  6. Hello Preston,
    I have been following Millo for nearly a year now, absorbing every word you release. For the past 22 years I worked a steady, reliable blue collar job while flexing my creative muscles as merely a hobby. In 2013, that job literally quite nearly killed me and I almost lost everything (my wife and son). I have been in rehab since and am approaching the time to re-enter the workforce. But now my plans are to freelance from home trying to start a career in the creative field that I have been told by many to do for a long while. The first three to six months of 2015 are going to make or break this dream, and this article of yours only fuels the fire. Thank you all at Millo for the helpful, insightful, and at times even entertaining articles.

  7. I freelance because I like to take ownership of my project from start to finish and dealing with the client and making the decisions that come with that. I will be spending time watching movies, reading, playing with my niece and nephews in the next few days….Thanks for this article! Happy Holidays, Susan

  8. What a great quote!

    This is exactly why I’m a freelancer. I drop my kids off at school every morning, and pick them up every afternoon. On the rare occasions that I have to put them into after-school club to meet a deadline, they are always surprised to hear that it’s because I have work to do. In theory they know that “Mummy makes websites” but they don’t see too much evidence of it.

    Alas, this means that they complain when I haven’t mended something for them, or done some other chore before the end of the school day, since apparently I “had lots of time”!

    • Alice,
      That’s funny. One day your kids will understand and they’ll be so grateful for the kind of parent you were to them. 🙂 Hope you have a decent break at the end of this year.
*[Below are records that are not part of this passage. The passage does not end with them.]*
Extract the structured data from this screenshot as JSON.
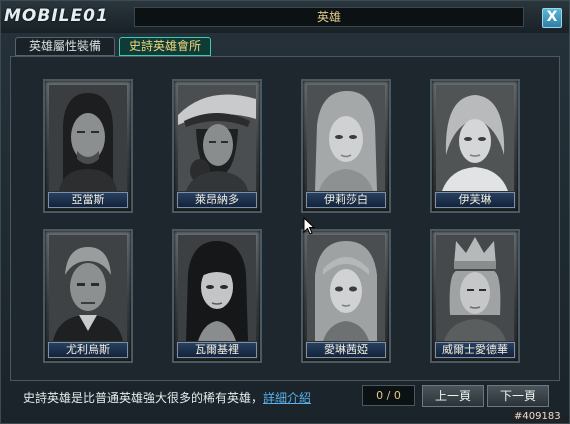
{
  "header": {
    "logo_text": "MOBILE01",
    "title": "英雄",
    "close_label": "X"
  },
  "tabs": [
    {
      "label": "英雄屬性裝備",
      "active": false
    },
    {
      "label": "史詩英雄會所",
      "active": true
    }
  ],
  "heroes": [
    {
      "name": "亞當斯",
      "icon": "portrait-long-hair-man"
    },
    {
      "name": "萊昂納多",
      "icon": "portrait-feather-hat-man"
    },
    {
      "name": "伊莉莎白",
      "icon": "portrait-blonde-woman"
    },
    {
      "name": "伊芙琳",
      "icon": "portrait-short-hair-woman"
    },
    {
      "name": "尤利烏斯",
      "icon": "portrait-old-man"
    },
    {
      "name": "瓦爾基裡",
      "icon": "portrait-dark-hair-woman"
    },
    {
      "name": "愛琳茜婭",
      "icon": "portrait-girl"
    },
    {
      "name": "威爾士愛德華",
      "icon": "portrait-crowned-man"
    }
  ],
  "footer": {
    "info_text": "史詩英雄是比普通英雄強大很多的稀有英雄，",
    "info_link": "詳細介紹",
    "page_counter": "0 / 0",
    "prev_label": "上一頁",
    "next_label": "下一頁"
  },
  "watermark": "#409183",
  "colors": {
    "accent_tab": "#3ecab4",
    "title_text": "#e2c98a",
    "link": "#5ab0ec"
  }
}
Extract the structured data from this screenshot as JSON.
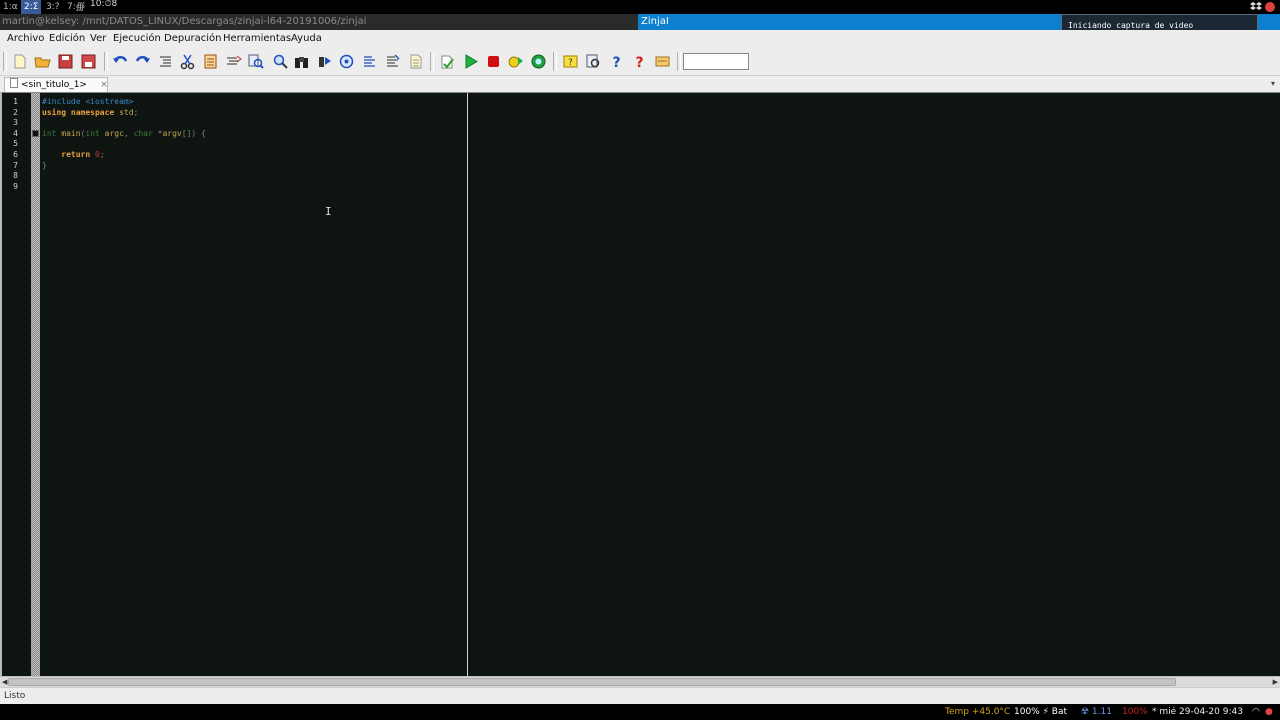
{
  "topbar": {
    "workspaces": [
      {
        "label": "1:α"
      },
      {
        "label": "2:Σ"
      },
      {
        "label": "3:?"
      },
      {
        "label": "7:∰"
      }
    ],
    "clock": "10:⏱8"
  },
  "window": {
    "terminal_title": "martin@kelsey: /mnt/DATOS_LINUX/Descargas/zinjai-l64-20191006/zinjai",
    "app_title": "ZinjaI"
  },
  "notification": {
    "text": "Iniciando captura de video"
  },
  "menu": {
    "items": [
      {
        "label": "Archivo"
      },
      {
        "label": "Edición"
      },
      {
        "label": "Ver"
      },
      {
        "label": "Ejecución"
      },
      {
        "label": "Depuración"
      },
      {
        "label": "Herramientas"
      },
      {
        "label": "Ayuda"
      }
    ]
  },
  "tabs": [
    {
      "label": "<sin_titulo_1>"
    }
  ],
  "editor": {
    "line_numbers": [
      "1",
      "2",
      "3",
      "4",
      "5",
      "6",
      "7",
      "8",
      "9"
    ]
  },
  "status": {
    "text": "Listo"
  },
  "system_bar": {
    "temp": "Temp +45.0°C",
    "battery": "100% ⚡ Bat",
    "load": "☢ 1.11",
    "volume": "100%",
    "datetime": "* mié 29-04-20  9:43"
  },
  "colors": {
    "title_accent": "#0e7fcf",
    "editor_bg": "#0e1511",
    "preprocessor": "#3a86c8",
    "keyword": "#e8a040",
    "number": "#c03030"
  }
}
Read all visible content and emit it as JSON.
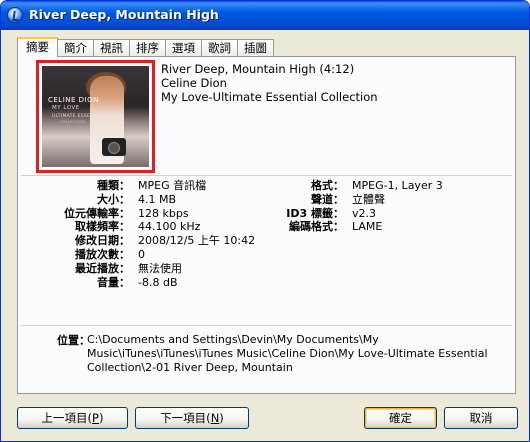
{
  "window": {
    "title": "River Deep, Mountain High"
  },
  "tabs": [
    {
      "label": "摘要"
    },
    {
      "label": "簡介"
    },
    {
      "label": "視訊"
    },
    {
      "label": "排序"
    },
    {
      "label": "選項"
    },
    {
      "label": "歌詞"
    },
    {
      "label": "插圖"
    }
  ],
  "album_art": {
    "line1": "CELINE DION",
    "line2": "MY LOVE",
    "line3": "ULTIMATE ESSENTIAL",
    "line4": "COLLECTION"
  },
  "track": {
    "title_line": "River Deep, Mountain High (4:12)",
    "artist": "Celine Dion",
    "album": "My Love-Ultimate Essential Collection"
  },
  "props_left": [
    {
      "label": "種類：",
      "value": "MPEG 音訊檔"
    },
    {
      "label": "大小：",
      "value": "4.1 MB"
    },
    {
      "label": "位元傳輸率：",
      "value": "128 kbps"
    },
    {
      "label": "取樣頻率：",
      "value": "44.100 kHz"
    },
    {
      "label": "修改日期：",
      "value": "2008/12/5 上午 10:42"
    },
    {
      "label": "播放次數：",
      "value": "0"
    },
    {
      "label": "最近播放：",
      "value": "無法使用"
    },
    {
      "label": "音量：",
      "value": "-8.8 dB"
    }
  ],
  "props_right": [
    {
      "label": "格式：",
      "value": "MPEG-1, Layer 3"
    },
    {
      "label": "聲道：",
      "value": "立體聲"
    },
    {
      "label": "ID3 標籤：",
      "value": "v2.3"
    },
    {
      "label": "編碼格式：",
      "value": "LAME"
    }
  ],
  "location": {
    "label": "位置：",
    "path": "C:\\Documents and Settings\\Devin\\My Documents\\My Music\\iTunes\\iTunes\\iTunes Music\\Celine Dion\\My Love-Ultimate Essential Collection\\2-01 River Deep, Mountain"
  },
  "buttons": {
    "prev": {
      "label": "上一項目(",
      "key": "P",
      "suffix": ")"
    },
    "next": {
      "label": "下一項目(",
      "key": "N",
      "suffix": ")"
    },
    "ok": "確定",
    "cancel": "取消"
  }
}
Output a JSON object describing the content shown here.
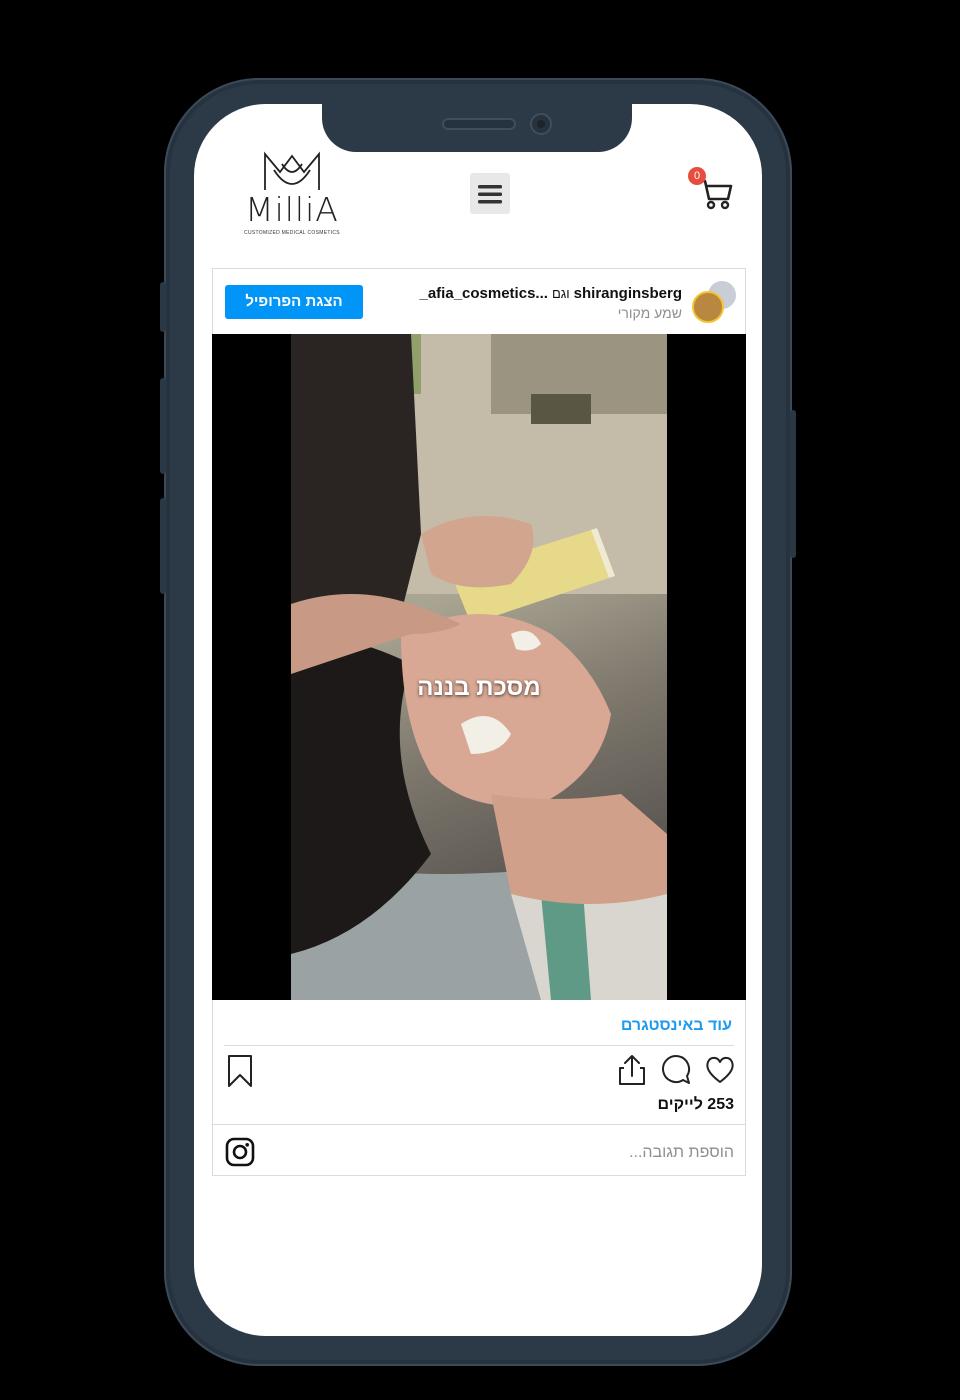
{
  "header": {
    "logo_text": "MilliA",
    "logo_tagline": "CUSTOMIZED MEDICAL COSMETICS",
    "cart_count": "0",
    "menu_icon": "hamburger-icon",
    "cart_icon": "cart-icon"
  },
  "post": {
    "author": "shiranginsberg",
    "connector": "וגם",
    "coauthor": "...afia_cosmetics_",
    "audio": "שמע מקורי",
    "profile_button": "הצגת הפרופיל",
    "video_caption": "מסכת בננה",
    "more_link": "עוד באינסטגרם",
    "likes": "253 לייקים",
    "comment_placeholder": "הוספת תגובה..."
  },
  "colors": {
    "accent": "#0095f6",
    "link": "#1d9bf0",
    "badge": "#e74c3c",
    "frame": "#2c3a47"
  }
}
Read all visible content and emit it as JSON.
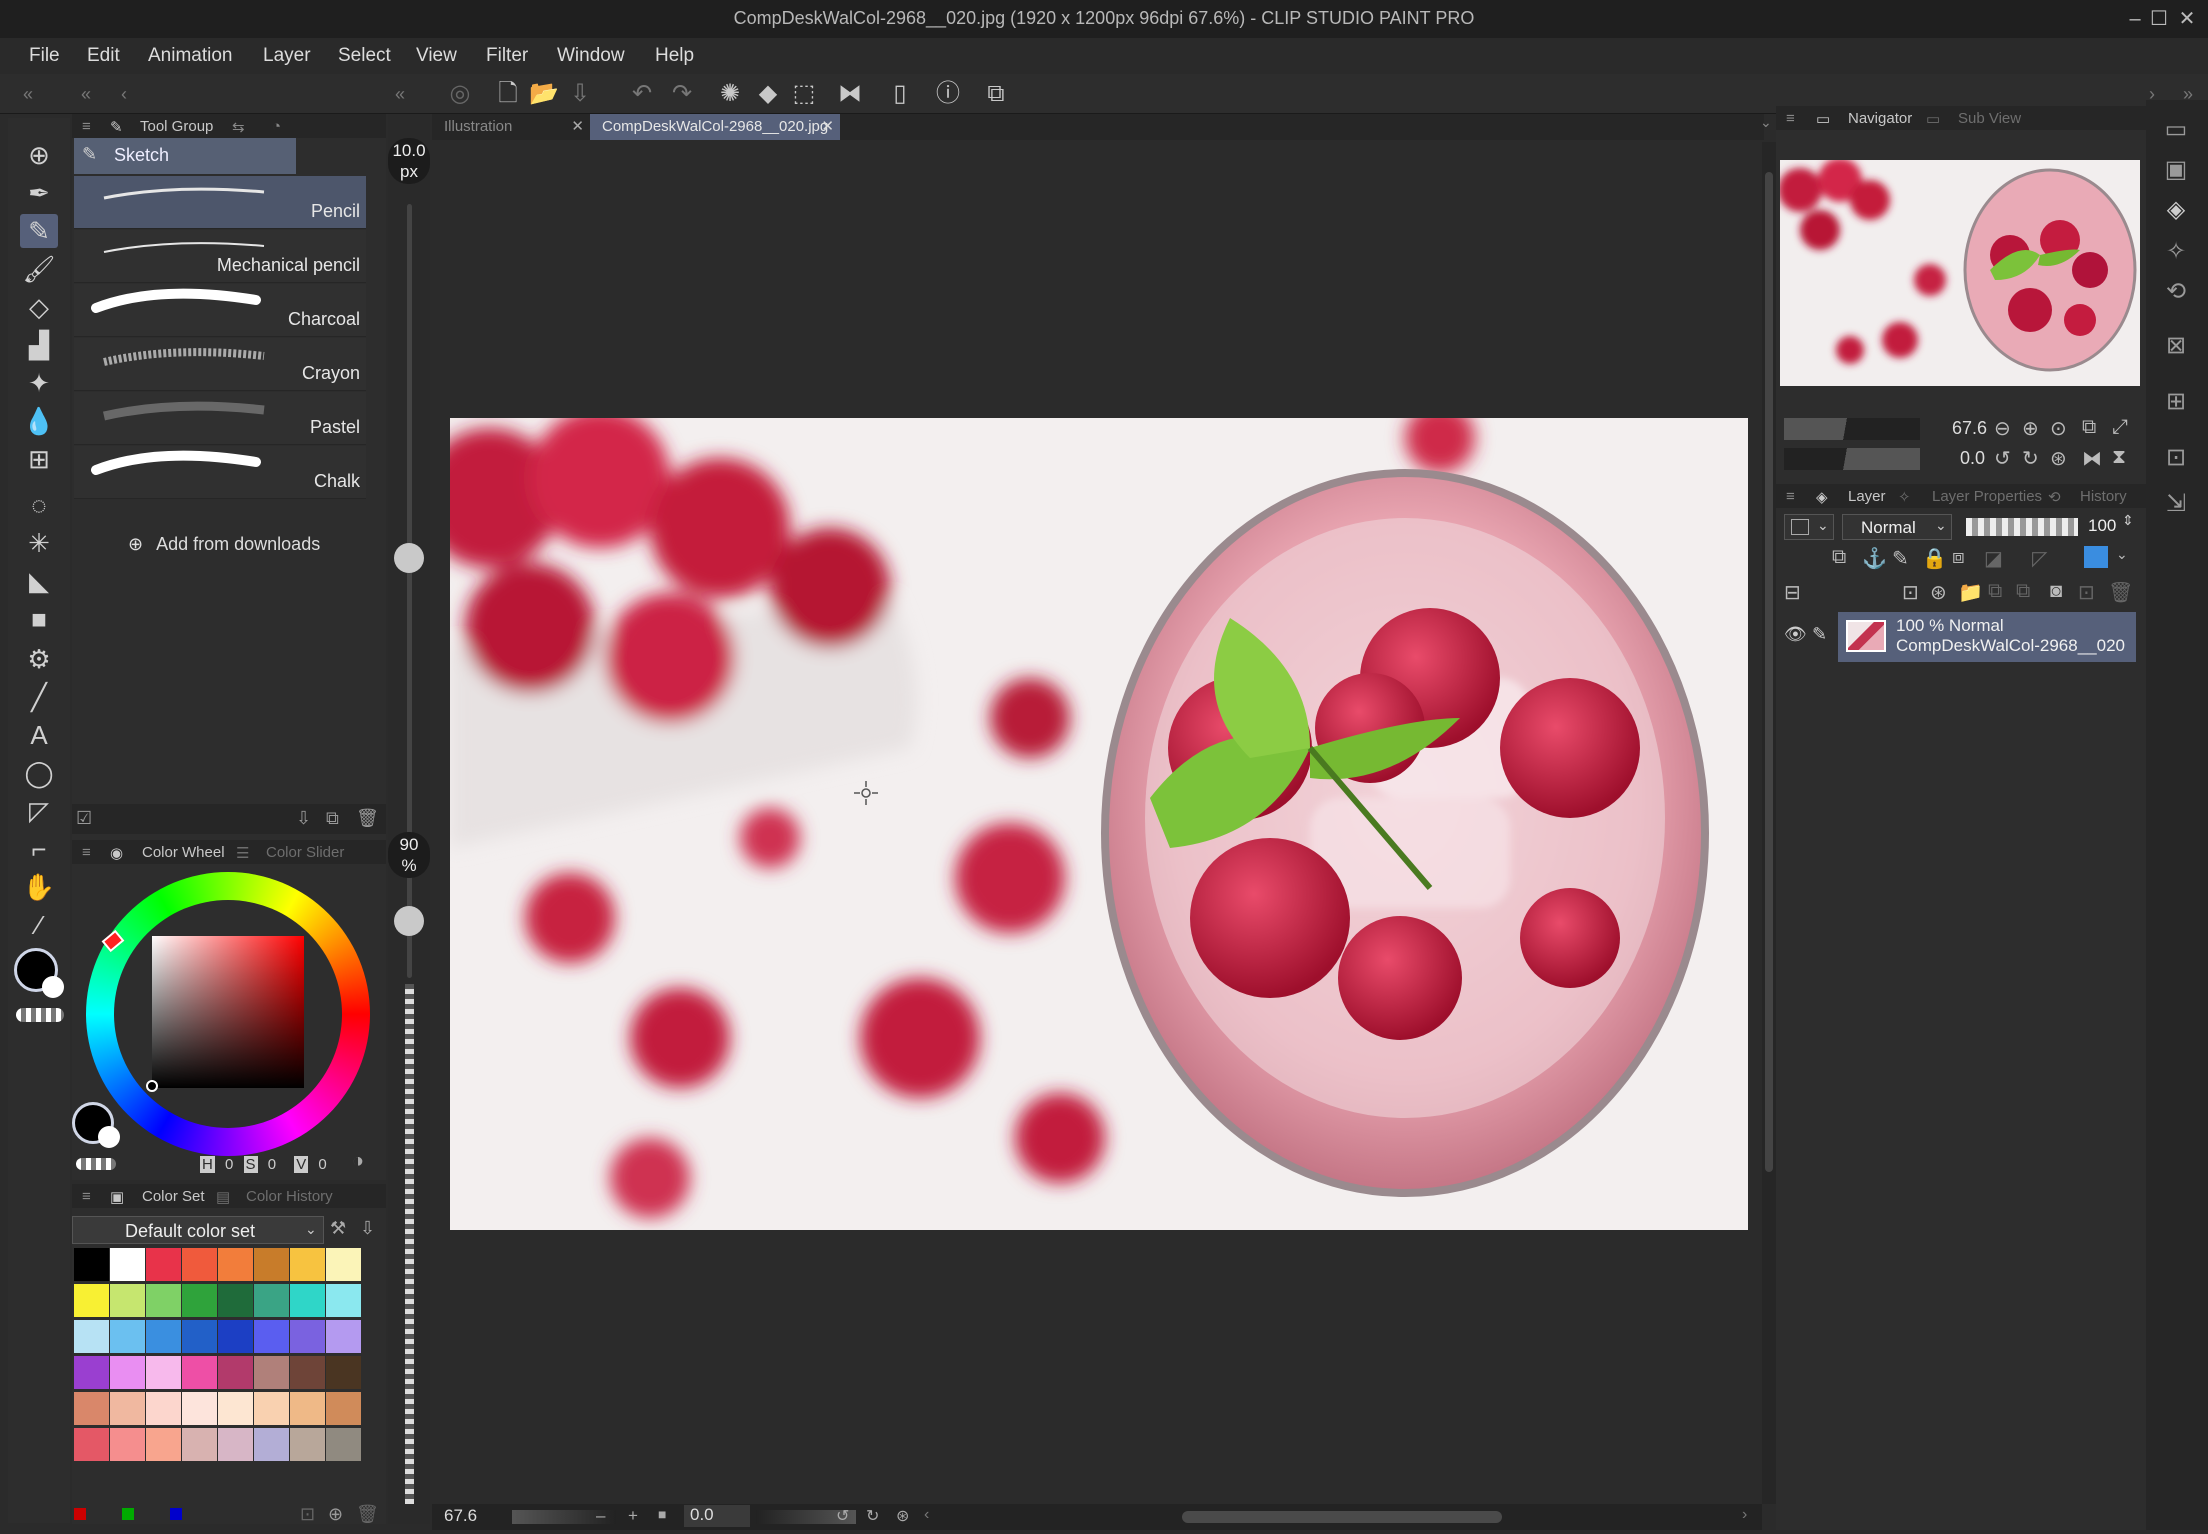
{
  "window": {
    "title": "CompDeskWalCol-2968__020.jpg (1920 x 1200px 96dpi 67.6%)  - CLIP STUDIO PAINT PRO"
  },
  "menu": [
    "File",
    "Edit",
    "Animation",
    "Layer",
    "Select",
    "View",
    "Filter",
    "Window",
    "Help"
  ],
  "subtool": {
    "header_tab": "Tool Group",
    "group_label": "Sketch",
    "brushes": [
      "Pencil",
      "Mechanical pencil",
      "Charcoal",
      "Crayon",
      "Pastel",
      "Chalk"
    ],
    "selected": "Pencil",
    "add_label": "Add from downloads"
  },
  "brush_size": {
    "value": "10.0",
    "unit": "px",
    "level": 0.41
  },
  "brush_opacity": {
    "value": "90",
    "unit": "%",
    "level": 0.9
  },
  "color_wheel": {
    "tab_active": "Color Wheel",
    "tab_inactive": "Color Slider",
    "h_label": "H",
    "h_value": "0",
    "s_label": "S",
    "s_value": "0",
    "v_label": "V",
    "v_value": "0",
    "main_color": "#000000",
    "sub_color": "#ffffff"
  },
  "color_set": {
    "tab_active": "Color Set",
    "tab_inactive": "Color History",
    "set_name": "Default color set",
    "swatches": [
      "#000000",
      "#ffffff",
      "#e8334a",
      "#f05a3c",
      "#f27d3b",
      "#c87c2a",
      "#f7c340",
      "#fbf4b8",
      "#f8f033",
      "#c6e66f",
      "#7fd166",
      "#2fa33b",
      "#1f6b3a",
      "#3aa485",
      "#2fd6c8",
      "#8be8ef",
      "#b7e2f4",
      "#6bc0f0",
      "#3a8fe0",
      "#2260c8",
      "#1c3fc4",
      "#5a5ef0",
      "#7a62e0",
      "#b49af0",
      "#9a3fd0",
      "#e98ef2",
      "#f7b9ec",
      "#ee4fa6",
      "#b23a6b",
      "#b0807a",
      "#6e4438",
      "#4a3522",
      "#d9876a",
      "#f0b8a0",
      "#fcd6cd",
      "#fde4dc",
      "#fde6d2",
      "#f9d1b0",
      "#efb987",
      "#d08b5a",
      "#e45866",
      "#f58e8e",
      "#f8a58e",
      "#d8b2b0",
      "#d7b6c6",
      "#b3aed6",
      "#b8a79a",
      "#908a80"
    ]
  },
  "doc_tabs": {
    "inactive": "Illustration",
    "active": "CompDeskWalCol-2968__020.jpg"
  },
  "status": {
    "zoom": "67.6",
    "angle": "0.0"
  },
  "navigator": {
    "tab_active": "Navigator",
    "tab_inactive": "Sub View",
    "zoom": "67.6",
    "rotation": "0.0"
  },
  "layer_panel": {
    "tab_active": "Layer",
    "tab_props": "Layer Properties",
    "tab_history": "History",
    "blend_mode": "Normal",
    "opacity": "100",
    "layers": [
      {
        "line1": "100 % Normal",
        "line2": "CompDeskWalCol-2968__020"
      }
    ]
  }
}
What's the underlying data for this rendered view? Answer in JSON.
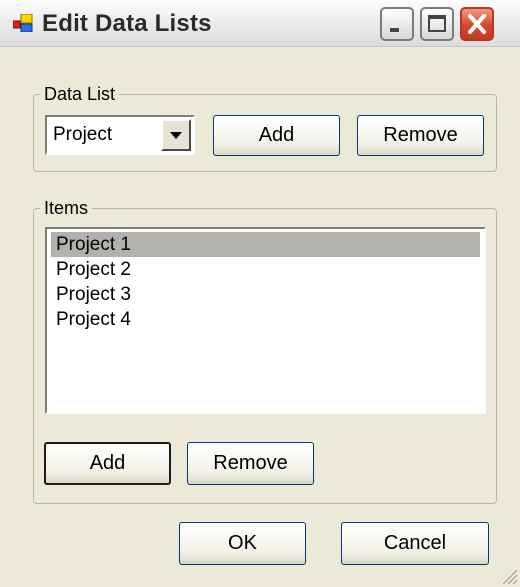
{
  "window": {
    "title": "Edit Data Lists"
  },
  "data_list_group": {
    "legend": "Data List",
    "combo_value": "Project",
    "add_label": "Add",
    "remove_label": "Remove"
  },
  "items_group": {
    "legend": "Items",
    "items": [
      "Project 1",
      "Project 2",
      "Project 3",
      "Project 4"
    ],
    "selected_index": 0,
    "add_label": "Add",
    "remove_label": "Remove"
  },
  "footer": {
    "ok_label": "OK",
    "cancel_label": "Cancel"
  },
  "colors": {
    "face": "#ece9d8",
    "selection": "#b3b1ac",
    "close_button": "#d6462a"
  }
}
  9. Wow what a great and timely post. Thank you . I’m unplugging today , and can’t wait! Reading your post took away some of the guilt I have felt about not working for 10 days. I so wish my kids didn’t know I had a job. That is going on my wish list for 2015. Enjoy

  10. Preston
    I knew what this blog would be about from reading the title. Bizarrely it has brought me to tears – you are spot on with why I am an entrepreneur. I can pick and choose when and how I work, and still see my boys.
    I have not reached perfection yet, but at least when I am working, I am only in the spare room, and my 8 year old is fantastic at providing comments on my designs.
    Great blog.
    I unplugged for a few days already and this is my last check up before total shut down, and family christmas relaxation.
    The only thing – I love designing sooo much its often my own willpower that lets me down!
    Merry Christmas!

  11. Thanks for your hard work, guys, and I hope 2015 will be even better for all of us! Happy holidays!

    … Now that I think about it … I probably need a break like that as well. 🙂

  12. Hey Preston!
    I only do occasional work as a designer these days – too many years of too many hours has made it hard for me to sit at a screen without a pain flare-up. Which is another good reason for your readers not to overwork!
    I wish you had been around back when I was slaving for The Man (and The Woman!), especially when I did try to make the break and work for myself – so much good advice I could have used.
    Have a good break everyone.

  13. fabulous post! too often we get so busy and allow our businesses, blogs and brands to creep into every aspect of our lives. taking a break, a real break, is so irritant to our sanity and creativity and clarity. I can totally empathize with your story and I feel compelled and inspired. I’m glad I wasn’t the only one taking a break!

    to answer:

    1. to live the life I want. and because I don’t do the Monday to Friday office routine. and I can’t bring myself to serve people in the restaurant industry anymore. So I do it to have the schedule, life and structure that’s right for me.

    2. the last 10 days I watched he Jurassic Park trilogy. Twice. I walked, drank tea, cooked and photographed food, read books and did literally nothing online. except Instagram. I love Instagram.

    Here’s to a happy, healthy, balanced and intentional 2015!


Need more clients?

Download our free guide:
25 Top Freelance Job Sites for Real Clients with Big Budgets